··· PROVIDED ENTRIES ···

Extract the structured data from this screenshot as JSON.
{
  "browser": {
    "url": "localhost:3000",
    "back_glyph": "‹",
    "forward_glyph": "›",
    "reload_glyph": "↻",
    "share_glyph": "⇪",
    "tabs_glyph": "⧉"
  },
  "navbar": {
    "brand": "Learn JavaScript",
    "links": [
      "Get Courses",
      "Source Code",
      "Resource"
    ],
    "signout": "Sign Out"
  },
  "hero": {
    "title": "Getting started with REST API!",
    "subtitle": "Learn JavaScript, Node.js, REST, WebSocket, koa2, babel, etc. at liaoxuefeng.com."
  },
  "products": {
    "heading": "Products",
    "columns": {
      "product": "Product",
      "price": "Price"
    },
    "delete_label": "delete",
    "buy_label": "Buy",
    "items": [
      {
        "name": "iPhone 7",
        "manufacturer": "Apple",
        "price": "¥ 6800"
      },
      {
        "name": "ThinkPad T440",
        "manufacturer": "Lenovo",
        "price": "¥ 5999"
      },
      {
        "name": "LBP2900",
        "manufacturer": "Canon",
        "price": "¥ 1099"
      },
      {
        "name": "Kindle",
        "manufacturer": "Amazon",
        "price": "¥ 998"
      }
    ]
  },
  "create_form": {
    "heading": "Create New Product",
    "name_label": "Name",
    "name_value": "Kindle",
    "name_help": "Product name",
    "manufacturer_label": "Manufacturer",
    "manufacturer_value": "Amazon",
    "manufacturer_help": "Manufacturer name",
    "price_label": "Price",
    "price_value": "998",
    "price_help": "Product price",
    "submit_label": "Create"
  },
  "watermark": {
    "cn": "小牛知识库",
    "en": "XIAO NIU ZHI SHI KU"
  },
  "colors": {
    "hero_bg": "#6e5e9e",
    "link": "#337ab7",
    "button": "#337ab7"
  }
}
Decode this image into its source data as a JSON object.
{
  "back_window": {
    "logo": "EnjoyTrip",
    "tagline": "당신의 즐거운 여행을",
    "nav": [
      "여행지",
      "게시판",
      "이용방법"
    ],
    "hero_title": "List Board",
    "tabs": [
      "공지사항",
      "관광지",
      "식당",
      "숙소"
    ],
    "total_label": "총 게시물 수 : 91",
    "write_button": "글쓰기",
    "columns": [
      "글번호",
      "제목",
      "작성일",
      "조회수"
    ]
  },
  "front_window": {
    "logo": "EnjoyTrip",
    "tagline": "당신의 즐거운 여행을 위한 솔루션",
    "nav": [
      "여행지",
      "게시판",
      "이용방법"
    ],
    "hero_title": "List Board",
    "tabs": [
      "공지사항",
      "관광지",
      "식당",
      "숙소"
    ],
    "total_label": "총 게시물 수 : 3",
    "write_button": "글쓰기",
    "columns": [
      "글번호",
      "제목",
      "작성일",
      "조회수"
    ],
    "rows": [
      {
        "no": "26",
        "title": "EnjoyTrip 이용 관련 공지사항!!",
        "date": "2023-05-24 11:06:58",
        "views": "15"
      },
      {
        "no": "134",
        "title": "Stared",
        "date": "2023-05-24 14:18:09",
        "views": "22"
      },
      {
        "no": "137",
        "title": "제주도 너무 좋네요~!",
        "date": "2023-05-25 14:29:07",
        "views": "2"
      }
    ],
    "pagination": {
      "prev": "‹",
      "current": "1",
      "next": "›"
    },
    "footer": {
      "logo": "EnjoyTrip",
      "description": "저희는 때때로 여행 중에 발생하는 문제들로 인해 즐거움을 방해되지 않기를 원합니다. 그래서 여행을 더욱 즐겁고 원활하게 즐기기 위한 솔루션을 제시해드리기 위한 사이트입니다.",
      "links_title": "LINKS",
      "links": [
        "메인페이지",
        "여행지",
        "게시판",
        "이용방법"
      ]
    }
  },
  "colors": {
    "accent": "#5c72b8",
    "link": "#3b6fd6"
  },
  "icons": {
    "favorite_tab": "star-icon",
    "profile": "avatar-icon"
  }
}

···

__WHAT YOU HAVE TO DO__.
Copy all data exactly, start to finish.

__EXERCISE SOLUTION__.
Extract the structured data from this screenshot as JSON.
{
  "browser": {
    "url": "localhost:3000",
    "back_glyph": "‹",
    "forward_glyph": "›",
    "reload_glyph": "↻",
    "share_glyph": "⇪",
    "tabs_glyph": "⧉"
  },
  "navbar": {
    "brand": "Learn JavaScript",
    "links": [
      "Get Courses",
      "Source Code",
      "Resource"
    ],
    "signout": "Sign Out"
  },
  "hero": {
    "title": "Getting started with REST API!",
    "subtitle": "Learn JavaScript, Node.js, REST, WebSocket, koa2, babel, etc. at liaoxuefeng.com."
  },
  "products": {
    "heading": "Products",
    "columns": {
      "product": "Product",
      "price": "Price"
    },
    "delete_label": "delete",
    "buy_label": "Buy",
    "items": [
      {
        "name": "iPhone 7",
        "manufacturer": "Apple",
        "price": "¥ 6800"
      },
      {
        "name": "ThinkPad T440",
        "manufacturer": "Lenovo",
        "price": "¥ 5999"
      },
      {
        "name": "LBP2900",
        "manufacturer": "Canon",
        "price": "¥ 1099"
      },
      {
        "name": "Kindle",
        "manufacturer": "Amazon",
        "price": "¥ 998"
      }
    ]
  },
  "create_form": {
    "heading": "Create New Product",
    "name_label": "Name",
    "name_value": "Kindle",
    "name_help": "Product name",
    "manufacturer_label": "Manufacturer",
    "manufacturer_value": "Amazon",
    "manufacturer_help": "Manufacturer name",
    "price_label": "Price",
    "price_value": "998",
    "price_help": "Product price",
    "submit_label": "Create"
  },
  "watermark": {
    "cn": "小牛知识库",
    "en": "XIAO NIU ZHI SHI KU"
  },
  "colors": {
    "hero_bg": "#6e5e9e",
    "link": "#337ab7",
    "button": "#337ab7"
  }
}
Decode this image into its source data as a JSON object.
{
  "back_window": {
    "logo": "EnjoyTrip",
    "tagline": "당신의 즐거운 여행을",
    "nav": [
      "여행지",
      "게시판",
      "이용방법"
    ],
    "hero_title": "List Board",
    "tabs": [
      "공지사항",
      "관광지",
      "식당",
      "숙소"
    ],
    "total_label": "총 게시물 수 : 91",
    "write_button": "글쓰기",
    "columns": [
      "글번호",
      "제목",
      "작성일",
      "조회수"
    ]
  },
  "front_window": {
    "logo": "EnjoyTrip",
    "tagline": "당신의 즐거운 여행을 위한 솔루션",
    "nav": [
      "여행지",
      "게시판",
      "이용방법"
    ],
    "hero_title": "List Board",
    "tabs": [
      "공지사항",
      "관광지",
      "식당",
      "숙소"
    ],
    "total_label": "총 게시물 수 : 3",
    "write_button": "글쓰기",
    "columns": [
      "글번호",
      "제목",
      "작성일",
      "조회수"
    ],
    "rows": [
      {
        "no": "26",
        "title": "EnjoyTrip 이용 관련 공지사항!!",
        "date": "2023-05-24 11:06:58",
        "views": "15"
      },
      {
        "no": "134",
        "title": "Stared",
        "date": "2023-05-24 14:18:09",
        "views": "22"
      },
      {
        "no": "137",
        "title": "제주도 너무 좋네요~!",
        "date": "2023-05-25 14:29:07",
        "views": "2"
      }
    ],
    "pagination": {
      "prev": "‹",
      "current": "1",
      "next": "›"
    },
    "footer": {
      "logo": "EnjoyTrip",
      "description": "저희는 때때로 여행 중에 발생하는 문제들로 인해 즐거움을 방해되지 않기를 원합니다. 그래서 여행을 더욱 즐겁고 원활하게 즐기기 위한 솔루션을 제시해드리기 위한 사이트입니다.",
      "links_title": "LINKS",
      "links": [
        "메인페이지",
        "여행지",
        "게시판",
        "이용방법"
      ]
    }
  },
  "colors": {
    "accent": "#5c72b8",
    "link": "#3b6fd6"
  },
  "icons": {
    "favorite_tab": "star-icon",
    "profile": "avatar-icon"
  }
}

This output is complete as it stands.